[Stored data]
◇ ◇ ◇ ◇ ◇ ◇ ◇
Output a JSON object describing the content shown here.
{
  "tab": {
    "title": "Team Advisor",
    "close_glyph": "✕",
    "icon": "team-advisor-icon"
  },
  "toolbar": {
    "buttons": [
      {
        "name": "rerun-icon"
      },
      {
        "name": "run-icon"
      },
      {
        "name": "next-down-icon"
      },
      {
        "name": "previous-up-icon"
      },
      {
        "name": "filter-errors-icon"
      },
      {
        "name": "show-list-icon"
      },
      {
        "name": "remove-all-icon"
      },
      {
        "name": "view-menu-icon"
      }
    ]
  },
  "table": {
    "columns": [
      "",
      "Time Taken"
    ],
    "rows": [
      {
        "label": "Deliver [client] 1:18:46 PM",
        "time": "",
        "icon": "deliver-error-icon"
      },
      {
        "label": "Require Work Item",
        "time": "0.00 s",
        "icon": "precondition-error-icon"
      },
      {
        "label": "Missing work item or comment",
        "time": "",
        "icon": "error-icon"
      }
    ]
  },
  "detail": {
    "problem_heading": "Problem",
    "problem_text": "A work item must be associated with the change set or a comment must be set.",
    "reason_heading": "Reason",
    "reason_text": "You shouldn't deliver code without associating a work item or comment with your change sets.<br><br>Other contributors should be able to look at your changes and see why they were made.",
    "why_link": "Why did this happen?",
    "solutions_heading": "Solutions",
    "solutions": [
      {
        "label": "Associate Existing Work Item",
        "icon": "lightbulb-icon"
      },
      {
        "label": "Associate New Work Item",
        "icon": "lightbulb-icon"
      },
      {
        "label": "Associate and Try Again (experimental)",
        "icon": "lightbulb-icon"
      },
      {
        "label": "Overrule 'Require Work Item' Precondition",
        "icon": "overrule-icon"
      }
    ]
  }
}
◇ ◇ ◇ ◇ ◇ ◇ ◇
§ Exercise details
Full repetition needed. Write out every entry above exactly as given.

§ Finished task
Output a JSON object describing the content shown here.
{
  "tab": {
    "title": "Team Advisor",
    "close_glyph": "✕",
    "icon": "team-advisor-icon"
  },
  "toolbar": {
    "buttons": [
      {
        "name": "rerun-icon"
      },
      {
        "name": "run-icon"
      },
      {
        "name": "next-down-icon"
      },
      {
        "name": "previous-up-icon"
      },
      {
        "name": "filter-errors-icon"
      },
      {
        "name": "show-list-icon"
      },
      {
        "name": "remove-all-icon"
      },
      {
        "name": "view-menu-icon"
      }
    ]
  },
  "table": {
    "columns": [
      "",
      "Time Taken"
    ],
    "rows": [
      {
        "label": "Deliver [client] 1:18:46 PM",
        "time": "",
        "icon": "deliver-error-icon"
      },
      {
        "label": "Require Work Item",
        "time": "0.00 s",
        "icon": "precondition-error-icon"
      },
      {
        "label": "Missing work item or comment",
        "time": "",
        "icon": "error-icon"
      }
    ]
  },
  "detail": {
    "problem_heading": "Problem",
    "problem_text": "A work item must be associated with the change set or a comment must be set.",
    "reason_heading": "Reason",
    "reason_text": "You shouldn't deliver code without associating a work item or comment with your change sets.<br><br>Other contributors should be able to look at your changes and see why they were made.",
    "why_link": "Why did this happen?",
    "solutions_heading": "Solutions",
    "solutions": [
      {
        "label": "Associate Existing Work Item",
        "icon": "lightbulb-icon"
      },
      {
        "label": "Associate New Work Item",
        "icon": "lightbulb-icon"
      },
      {
        "label": "Associate and Try Again (experimental)",
        "icon": "lightbulb-icon"
      },
      {
        "label": "Overrule 'Require Work Item' Precondition",
        "icon": "overrule-icon"
      }
    ]
  }
}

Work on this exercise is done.